The Healing after Gender-based Violence Scale (GBV-Heal) was developed to measure the holistic recovery processes of woman-identifying survivors of gender-based violence (GBV). The GBV-Heal asks survivors to evaluate a series of statements based on perceptions of one’s lowest point and how they currently feel. These scale response options create lowest point, current feelings, and difference scores to evaluate the healing outcome cross-sectionally. This manuscript aims to evaluate the psychometric properties of the GBV-Heal to understand its usefulness for research and practice.
Instrument evaluation consisted of two phases analyzing online survey data from two GBV survivor samples recruited from online health research portals in the United States. In Phase One (N = 236), we conducted factor analyses and evaluated convergent/discriminant validity using depression, anxiety, posttraumatic stress, posttraumatic growth, and wellbeing measures. In Phase Two (N = 47), we evaluated GBV-Heal response consistency via test–retest within two weeks.
Results showed that the scale’s final model included 4 components with 18 items, explaining 61.2% and 65% of the overall scale variances for “at my lowest point” and “my current feelings,” respectively. The GBV-Heal difference score showed a weak positive correlation with wellbeing and posttraumatic growth scores and a weak negative correlation with depression, anxiety, and PTSD scores. Test–retest revealed Pearson r correlations of 0.82, 0.82, and 0.69 for the lowest point, current feelings, and difference scores respectively.

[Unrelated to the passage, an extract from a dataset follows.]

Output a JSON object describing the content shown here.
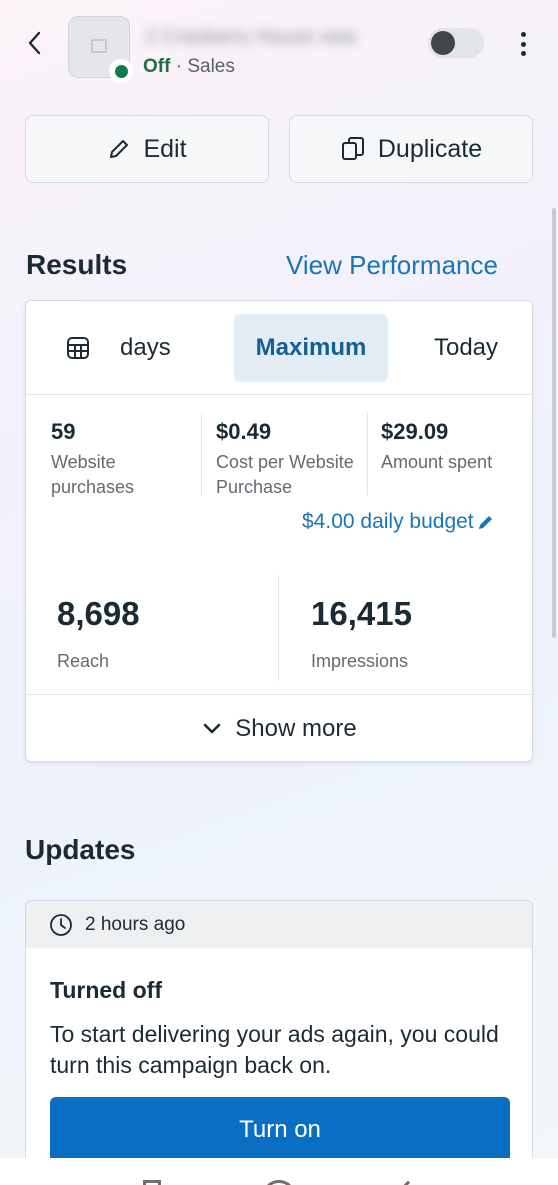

These findings substantiate the reliability and validity of our instrument as an outcome measure that can be used both cross-sectionally and longitudinally with survivors of GBV.